I was pretty confident, I was very entrepreneurial as a kid. I had Go-Peds, so to get Go-Peds, I had a lot of lawn care businesses — whenever I wanted something I would just print out flyers.
I was a big Law of Attraction kid. I made a vision board in high school, and I really believe, if you want something, asking yourself every day, ‘How could I get it?’ And trying really hard to come up with new creative ideas. I believe in that stuff.
Scott: As a person who’s dropped out and not taken the traditional route — like a lot of founders — what has been something that’s happened to you that you have learned? If I had to point my finger at one thing that’s gotten you this far, what’s that thing?
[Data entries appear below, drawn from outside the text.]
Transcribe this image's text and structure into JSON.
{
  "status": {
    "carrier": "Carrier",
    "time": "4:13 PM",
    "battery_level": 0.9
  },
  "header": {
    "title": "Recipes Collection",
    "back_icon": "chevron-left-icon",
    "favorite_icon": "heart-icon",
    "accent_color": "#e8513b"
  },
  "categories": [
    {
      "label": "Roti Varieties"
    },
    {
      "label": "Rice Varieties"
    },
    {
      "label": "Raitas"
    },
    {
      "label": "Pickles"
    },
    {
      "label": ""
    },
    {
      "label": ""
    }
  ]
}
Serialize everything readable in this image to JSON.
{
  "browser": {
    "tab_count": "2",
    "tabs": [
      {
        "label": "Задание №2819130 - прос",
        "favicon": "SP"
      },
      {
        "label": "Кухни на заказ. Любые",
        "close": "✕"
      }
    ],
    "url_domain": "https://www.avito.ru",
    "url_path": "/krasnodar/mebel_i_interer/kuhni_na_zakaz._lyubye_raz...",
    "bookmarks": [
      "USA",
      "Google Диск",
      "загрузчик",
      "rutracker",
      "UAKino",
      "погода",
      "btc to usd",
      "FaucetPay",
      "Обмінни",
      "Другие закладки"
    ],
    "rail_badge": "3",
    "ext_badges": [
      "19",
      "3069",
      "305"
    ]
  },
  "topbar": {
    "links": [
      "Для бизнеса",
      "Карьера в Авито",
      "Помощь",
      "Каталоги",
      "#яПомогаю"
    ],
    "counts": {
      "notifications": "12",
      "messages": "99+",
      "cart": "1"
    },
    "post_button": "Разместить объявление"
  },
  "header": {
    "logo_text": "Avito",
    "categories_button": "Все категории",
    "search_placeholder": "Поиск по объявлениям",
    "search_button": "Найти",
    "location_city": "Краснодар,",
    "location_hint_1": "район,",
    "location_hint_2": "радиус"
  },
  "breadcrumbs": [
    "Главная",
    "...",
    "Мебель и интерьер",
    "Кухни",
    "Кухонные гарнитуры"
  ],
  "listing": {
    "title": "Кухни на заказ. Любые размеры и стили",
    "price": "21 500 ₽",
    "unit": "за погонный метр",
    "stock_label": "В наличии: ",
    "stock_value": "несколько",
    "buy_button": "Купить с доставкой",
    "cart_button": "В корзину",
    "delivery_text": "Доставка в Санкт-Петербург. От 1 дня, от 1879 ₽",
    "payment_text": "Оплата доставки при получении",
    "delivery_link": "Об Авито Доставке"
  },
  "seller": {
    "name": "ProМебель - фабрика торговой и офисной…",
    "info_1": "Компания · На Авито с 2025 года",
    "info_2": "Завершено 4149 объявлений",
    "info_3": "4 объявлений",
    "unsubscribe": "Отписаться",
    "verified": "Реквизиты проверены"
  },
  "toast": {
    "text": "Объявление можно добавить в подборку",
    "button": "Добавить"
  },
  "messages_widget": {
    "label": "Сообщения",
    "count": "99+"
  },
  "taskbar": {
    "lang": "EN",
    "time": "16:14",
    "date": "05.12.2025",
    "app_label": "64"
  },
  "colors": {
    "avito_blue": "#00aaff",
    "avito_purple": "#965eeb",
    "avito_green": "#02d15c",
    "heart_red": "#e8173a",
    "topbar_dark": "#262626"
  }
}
Elliott: It’s very interesting and ironic how much being a dropout was seen as the worst thing, on the high school side of things — but people like it. It’s been surprising to see that the buttoned-up CEO mentor of mine, that I was ashamed around, will actually lead an intro with the fact I’m a dropout. So people that I would have thought, as a high school student, would never give me the time of day because I was a dropout, in many cases are the people that love that fact about me.
It’s funny, I was the party guy in high school. And a lot of my more academic friends that went off to four-year schools, they came back to Chicago and they’d been partying for four years, and I had been pounding the pavement here and I had a bunch of relationships with all the companies in town.
Scott: And they’re stuck to the floor of The Hangge Uppe.